### [WORK INSTRUCTION]
When a line in the listing below contains the word "Delete", return a copy of that line.

### [MATERIALS PROVIDED]
============================================================

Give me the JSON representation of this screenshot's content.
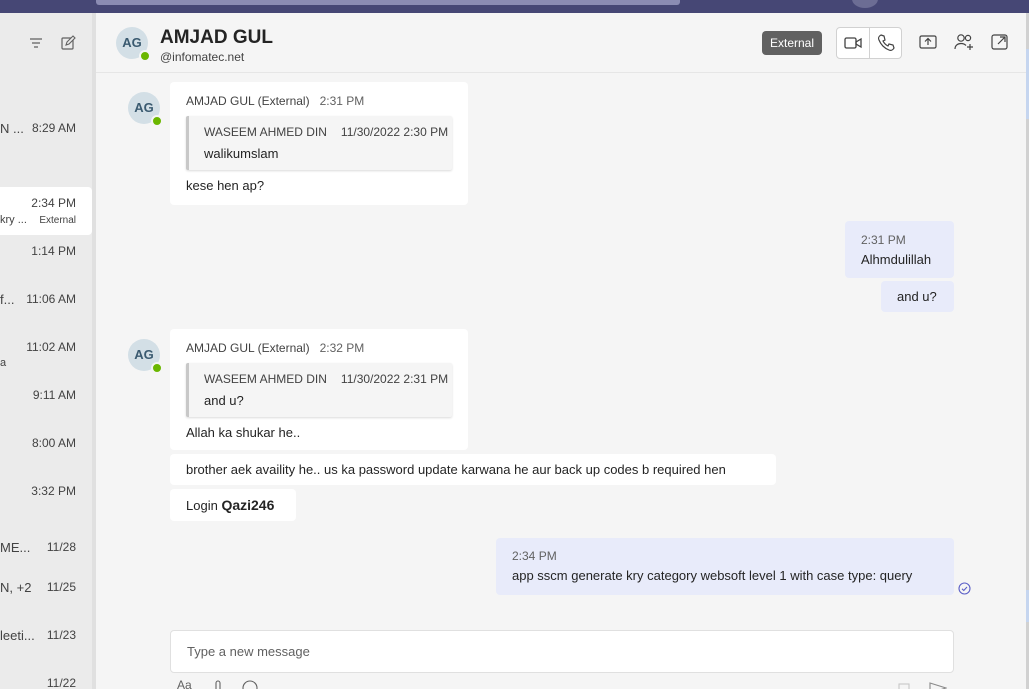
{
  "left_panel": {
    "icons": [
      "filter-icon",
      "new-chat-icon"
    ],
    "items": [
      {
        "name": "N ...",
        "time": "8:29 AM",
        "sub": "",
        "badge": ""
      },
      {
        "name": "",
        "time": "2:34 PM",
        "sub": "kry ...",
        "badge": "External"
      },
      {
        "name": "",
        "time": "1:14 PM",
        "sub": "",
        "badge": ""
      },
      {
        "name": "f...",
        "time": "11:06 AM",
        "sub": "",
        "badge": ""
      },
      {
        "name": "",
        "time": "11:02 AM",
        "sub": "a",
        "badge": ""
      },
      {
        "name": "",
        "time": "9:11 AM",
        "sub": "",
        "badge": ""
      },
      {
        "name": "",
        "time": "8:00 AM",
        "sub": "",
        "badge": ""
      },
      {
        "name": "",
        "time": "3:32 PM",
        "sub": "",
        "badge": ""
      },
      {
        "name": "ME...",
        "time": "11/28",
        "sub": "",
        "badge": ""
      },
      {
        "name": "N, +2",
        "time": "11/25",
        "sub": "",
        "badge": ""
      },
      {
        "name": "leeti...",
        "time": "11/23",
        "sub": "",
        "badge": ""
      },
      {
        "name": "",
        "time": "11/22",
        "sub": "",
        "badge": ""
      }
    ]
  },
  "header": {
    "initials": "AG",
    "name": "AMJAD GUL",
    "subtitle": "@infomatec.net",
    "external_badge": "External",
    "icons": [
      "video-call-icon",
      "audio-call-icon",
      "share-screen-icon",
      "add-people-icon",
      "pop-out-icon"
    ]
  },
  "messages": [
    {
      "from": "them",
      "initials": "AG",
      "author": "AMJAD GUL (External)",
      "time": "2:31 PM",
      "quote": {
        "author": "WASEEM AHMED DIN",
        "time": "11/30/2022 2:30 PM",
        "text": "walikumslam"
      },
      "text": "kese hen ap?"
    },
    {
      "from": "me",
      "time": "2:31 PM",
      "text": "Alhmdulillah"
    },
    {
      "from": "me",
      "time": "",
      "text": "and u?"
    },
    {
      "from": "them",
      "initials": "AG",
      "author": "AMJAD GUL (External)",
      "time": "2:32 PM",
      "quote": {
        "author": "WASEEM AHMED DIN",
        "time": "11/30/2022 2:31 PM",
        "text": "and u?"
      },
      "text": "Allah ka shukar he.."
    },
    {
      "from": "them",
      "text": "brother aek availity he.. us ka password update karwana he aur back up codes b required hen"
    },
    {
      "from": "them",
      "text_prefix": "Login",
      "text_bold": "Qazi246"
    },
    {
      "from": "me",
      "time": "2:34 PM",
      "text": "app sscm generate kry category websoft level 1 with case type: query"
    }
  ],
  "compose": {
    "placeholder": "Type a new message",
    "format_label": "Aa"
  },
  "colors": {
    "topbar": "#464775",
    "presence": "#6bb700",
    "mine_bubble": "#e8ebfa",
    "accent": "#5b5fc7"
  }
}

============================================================

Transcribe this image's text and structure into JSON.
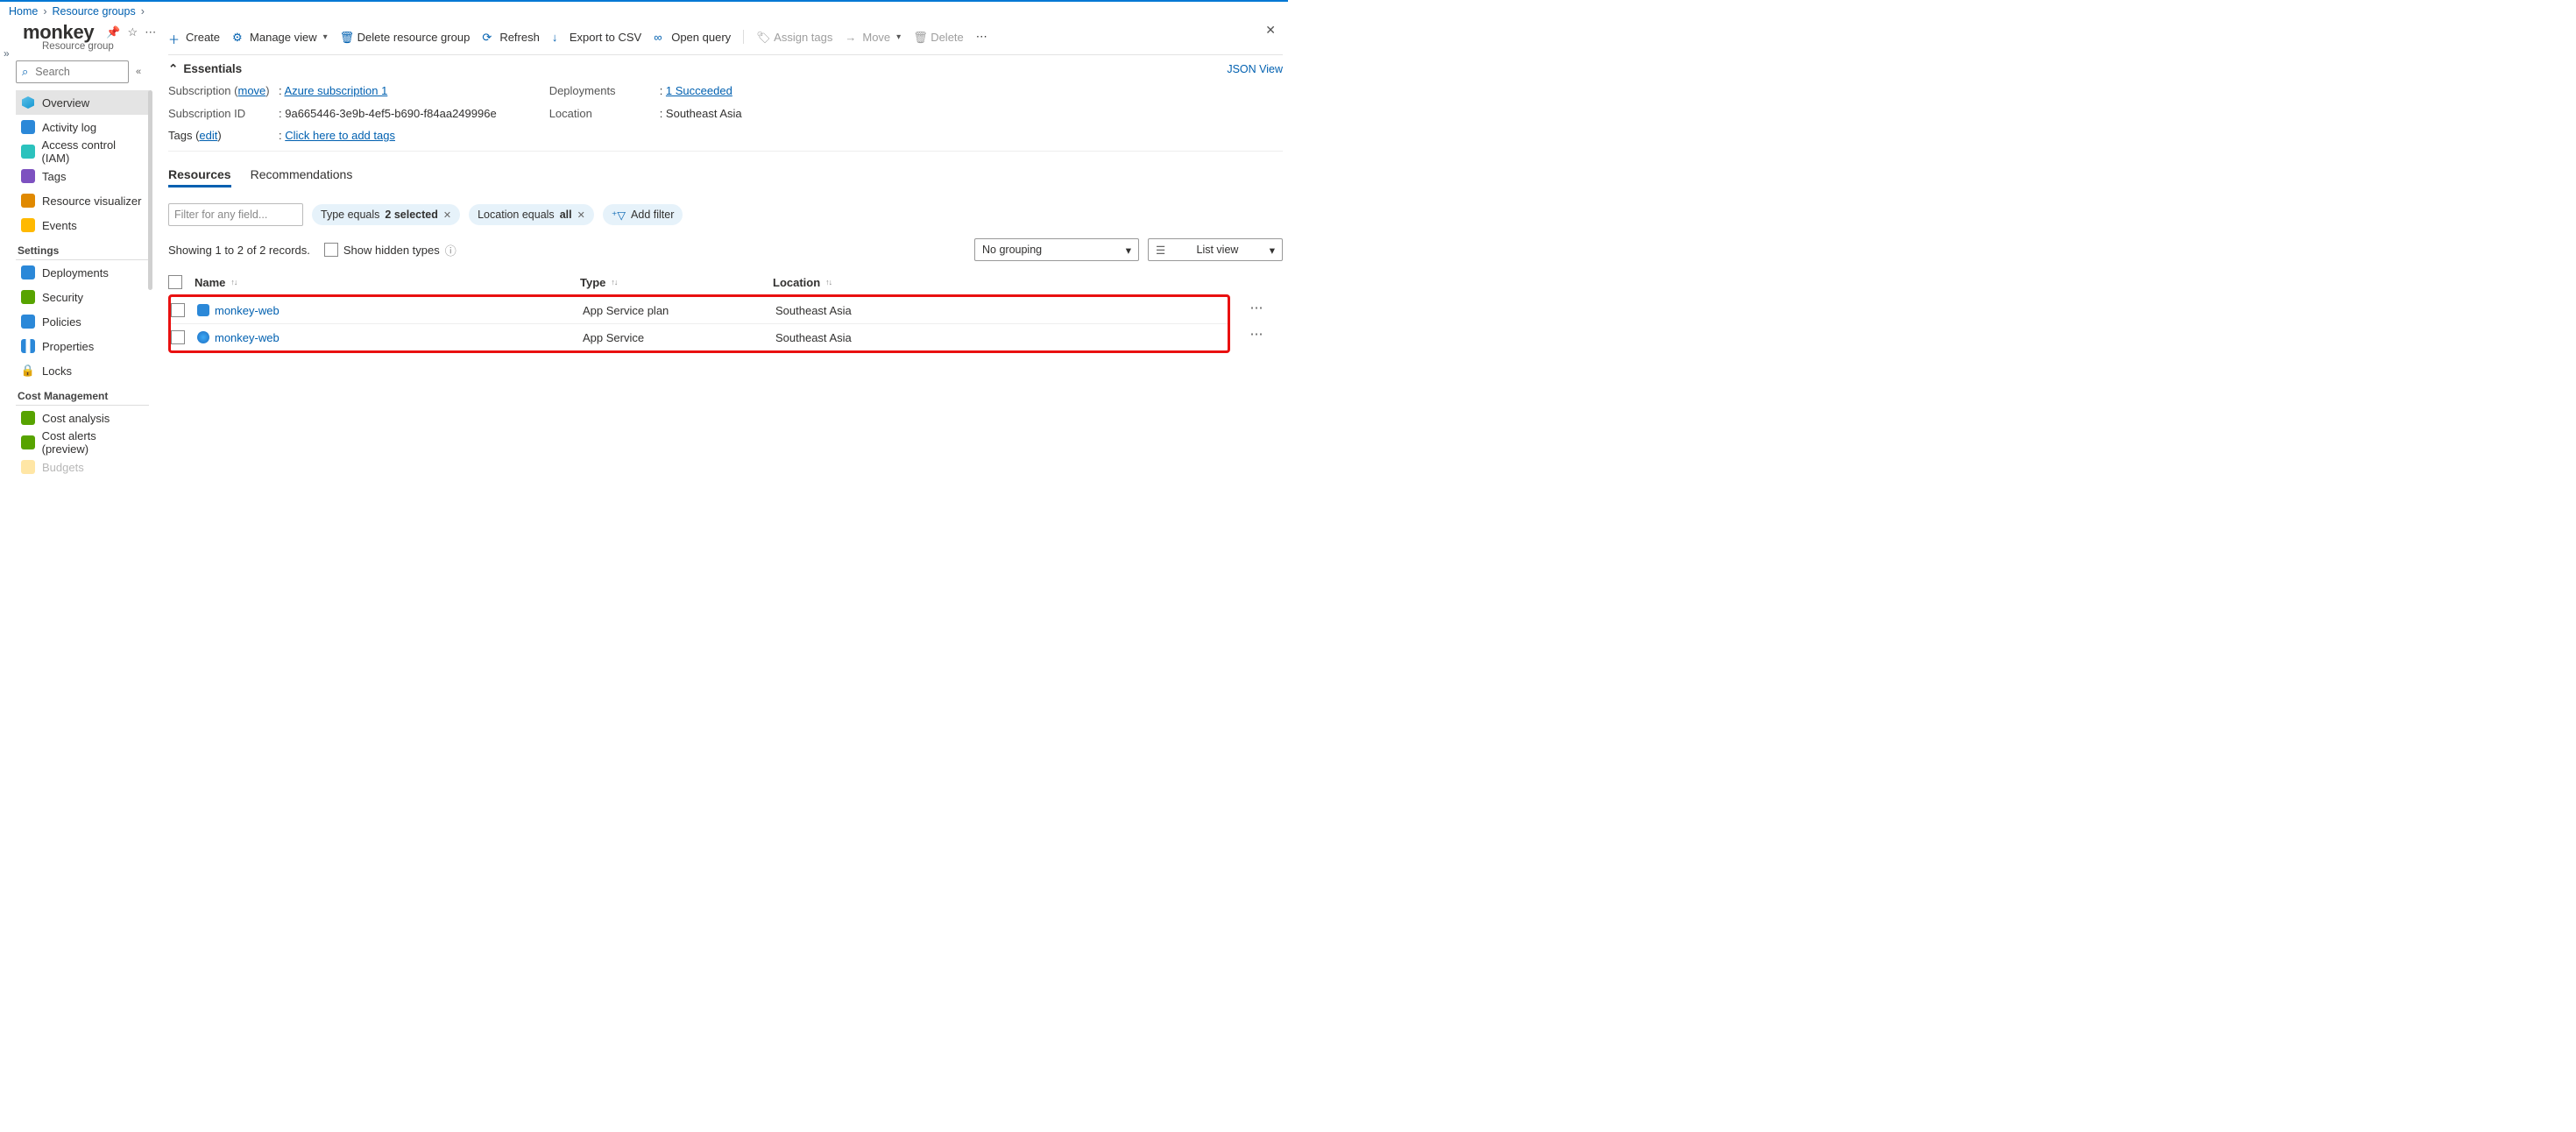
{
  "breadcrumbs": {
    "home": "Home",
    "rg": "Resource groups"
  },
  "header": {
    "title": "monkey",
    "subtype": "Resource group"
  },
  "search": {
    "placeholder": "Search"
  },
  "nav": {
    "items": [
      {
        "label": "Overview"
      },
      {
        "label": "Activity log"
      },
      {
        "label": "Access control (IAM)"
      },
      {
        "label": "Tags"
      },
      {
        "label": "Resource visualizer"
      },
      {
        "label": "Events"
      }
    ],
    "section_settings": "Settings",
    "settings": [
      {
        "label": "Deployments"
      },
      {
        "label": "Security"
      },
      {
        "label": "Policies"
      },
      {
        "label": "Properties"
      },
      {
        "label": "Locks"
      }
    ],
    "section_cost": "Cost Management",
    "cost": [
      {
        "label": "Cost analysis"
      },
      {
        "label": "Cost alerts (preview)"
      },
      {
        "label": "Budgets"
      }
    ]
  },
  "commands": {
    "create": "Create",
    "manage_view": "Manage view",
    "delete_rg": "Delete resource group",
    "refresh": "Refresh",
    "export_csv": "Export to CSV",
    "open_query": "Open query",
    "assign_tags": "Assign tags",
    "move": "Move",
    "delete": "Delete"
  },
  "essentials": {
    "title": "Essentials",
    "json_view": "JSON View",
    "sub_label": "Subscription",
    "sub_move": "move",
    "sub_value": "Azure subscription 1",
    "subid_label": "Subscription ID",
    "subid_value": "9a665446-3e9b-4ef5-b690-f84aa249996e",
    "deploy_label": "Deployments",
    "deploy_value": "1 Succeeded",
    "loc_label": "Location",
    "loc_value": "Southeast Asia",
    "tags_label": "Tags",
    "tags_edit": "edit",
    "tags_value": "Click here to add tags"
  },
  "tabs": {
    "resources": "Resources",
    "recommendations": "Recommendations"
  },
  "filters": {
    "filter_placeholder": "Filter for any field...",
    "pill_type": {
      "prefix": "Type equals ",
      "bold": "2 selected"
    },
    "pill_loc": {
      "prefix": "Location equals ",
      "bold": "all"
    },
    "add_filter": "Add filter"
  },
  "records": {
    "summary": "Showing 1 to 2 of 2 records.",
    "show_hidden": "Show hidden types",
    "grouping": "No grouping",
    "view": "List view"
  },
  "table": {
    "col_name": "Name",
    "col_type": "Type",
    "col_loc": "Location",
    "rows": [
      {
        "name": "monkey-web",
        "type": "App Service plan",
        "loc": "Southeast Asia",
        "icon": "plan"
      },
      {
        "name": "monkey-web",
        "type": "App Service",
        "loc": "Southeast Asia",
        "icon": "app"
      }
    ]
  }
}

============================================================

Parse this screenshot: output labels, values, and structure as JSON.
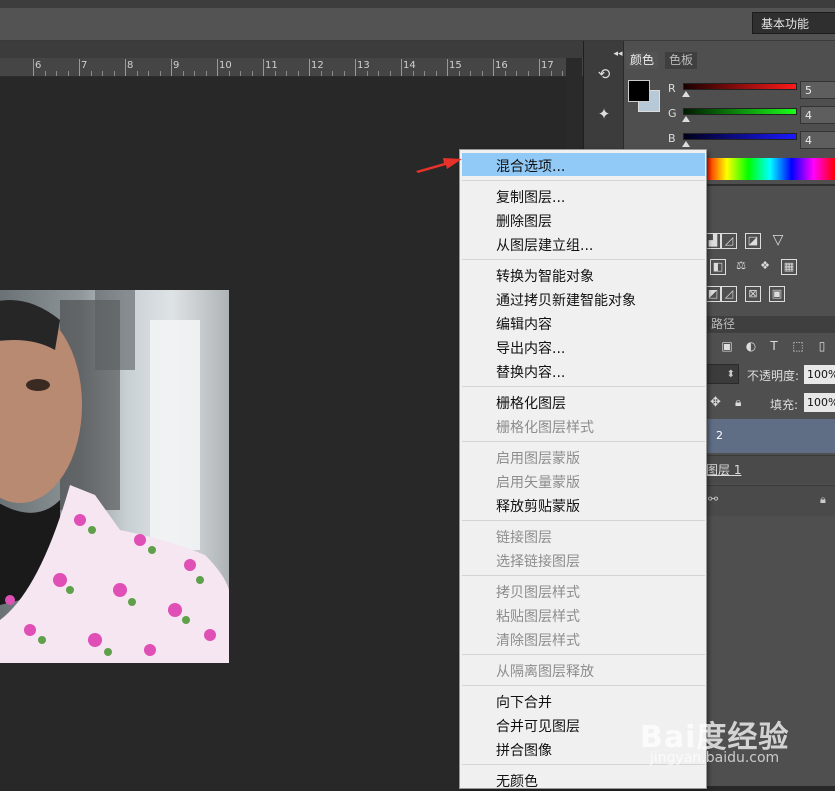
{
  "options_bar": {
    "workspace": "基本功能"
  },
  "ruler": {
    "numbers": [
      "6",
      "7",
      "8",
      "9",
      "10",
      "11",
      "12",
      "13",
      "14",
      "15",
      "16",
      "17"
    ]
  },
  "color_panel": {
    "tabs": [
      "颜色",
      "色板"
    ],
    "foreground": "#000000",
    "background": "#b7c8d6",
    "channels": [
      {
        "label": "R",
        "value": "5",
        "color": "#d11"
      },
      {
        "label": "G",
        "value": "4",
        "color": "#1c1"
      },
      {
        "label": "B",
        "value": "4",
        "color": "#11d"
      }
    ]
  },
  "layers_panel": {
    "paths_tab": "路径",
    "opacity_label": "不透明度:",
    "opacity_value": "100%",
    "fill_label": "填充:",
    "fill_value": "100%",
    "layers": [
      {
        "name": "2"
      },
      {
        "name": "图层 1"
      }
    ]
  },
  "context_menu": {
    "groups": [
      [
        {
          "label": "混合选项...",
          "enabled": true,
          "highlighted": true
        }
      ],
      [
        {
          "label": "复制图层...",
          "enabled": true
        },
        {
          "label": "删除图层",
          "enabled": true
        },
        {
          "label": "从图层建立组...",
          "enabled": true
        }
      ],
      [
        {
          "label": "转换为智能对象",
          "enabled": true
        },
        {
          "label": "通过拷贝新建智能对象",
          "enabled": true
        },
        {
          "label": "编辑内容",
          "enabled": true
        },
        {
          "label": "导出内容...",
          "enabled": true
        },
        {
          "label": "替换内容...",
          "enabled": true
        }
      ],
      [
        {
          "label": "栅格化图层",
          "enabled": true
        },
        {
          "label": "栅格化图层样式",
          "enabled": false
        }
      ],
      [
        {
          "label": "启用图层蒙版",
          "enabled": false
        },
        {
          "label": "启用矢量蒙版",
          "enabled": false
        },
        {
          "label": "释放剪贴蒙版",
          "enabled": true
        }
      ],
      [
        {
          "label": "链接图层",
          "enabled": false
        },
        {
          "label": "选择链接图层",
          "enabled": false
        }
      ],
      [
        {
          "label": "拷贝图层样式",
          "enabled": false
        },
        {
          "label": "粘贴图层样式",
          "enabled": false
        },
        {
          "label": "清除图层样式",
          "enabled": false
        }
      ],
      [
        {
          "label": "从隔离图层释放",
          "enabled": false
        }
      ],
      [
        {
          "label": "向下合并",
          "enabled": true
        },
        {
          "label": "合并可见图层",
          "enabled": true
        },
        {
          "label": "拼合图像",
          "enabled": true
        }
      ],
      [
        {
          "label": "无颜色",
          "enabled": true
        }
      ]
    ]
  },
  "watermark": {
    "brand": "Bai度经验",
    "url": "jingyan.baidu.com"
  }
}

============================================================

### [EXERCISE RESULT]
    "delete_rg": "Delete resource group",
    "delete": "Delete"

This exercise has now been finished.